#### [TASK PROMPT]
Scan the data below. Pull out each line where "videos" occurs.

#### [Stored records]
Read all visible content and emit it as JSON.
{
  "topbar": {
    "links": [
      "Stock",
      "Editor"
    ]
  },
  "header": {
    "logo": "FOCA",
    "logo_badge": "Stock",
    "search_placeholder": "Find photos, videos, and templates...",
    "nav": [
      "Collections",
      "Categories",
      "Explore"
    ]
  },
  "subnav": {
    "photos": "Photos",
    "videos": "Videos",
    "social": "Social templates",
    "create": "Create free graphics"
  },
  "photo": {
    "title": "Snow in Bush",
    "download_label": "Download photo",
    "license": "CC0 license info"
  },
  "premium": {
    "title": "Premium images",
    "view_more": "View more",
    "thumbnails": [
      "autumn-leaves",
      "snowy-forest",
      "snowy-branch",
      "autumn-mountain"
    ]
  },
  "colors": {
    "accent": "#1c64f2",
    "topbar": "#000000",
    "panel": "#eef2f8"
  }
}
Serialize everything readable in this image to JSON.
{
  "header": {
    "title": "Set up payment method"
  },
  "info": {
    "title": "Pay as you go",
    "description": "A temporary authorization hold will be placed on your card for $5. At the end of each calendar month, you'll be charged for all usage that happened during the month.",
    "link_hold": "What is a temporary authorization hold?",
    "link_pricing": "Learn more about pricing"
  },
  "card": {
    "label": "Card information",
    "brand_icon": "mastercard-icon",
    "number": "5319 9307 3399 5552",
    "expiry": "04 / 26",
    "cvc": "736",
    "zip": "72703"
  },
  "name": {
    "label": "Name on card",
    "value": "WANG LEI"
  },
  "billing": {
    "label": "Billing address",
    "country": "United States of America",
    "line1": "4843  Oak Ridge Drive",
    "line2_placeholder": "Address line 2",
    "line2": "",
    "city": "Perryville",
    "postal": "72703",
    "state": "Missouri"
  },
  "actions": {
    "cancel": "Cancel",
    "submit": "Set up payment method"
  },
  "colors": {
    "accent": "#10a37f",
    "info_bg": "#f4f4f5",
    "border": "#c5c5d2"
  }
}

#### [ANSWER TO THE EXERCISE]
    "search_placeholder": "Find photos, videos, and templates...",
    "videos": "Videos",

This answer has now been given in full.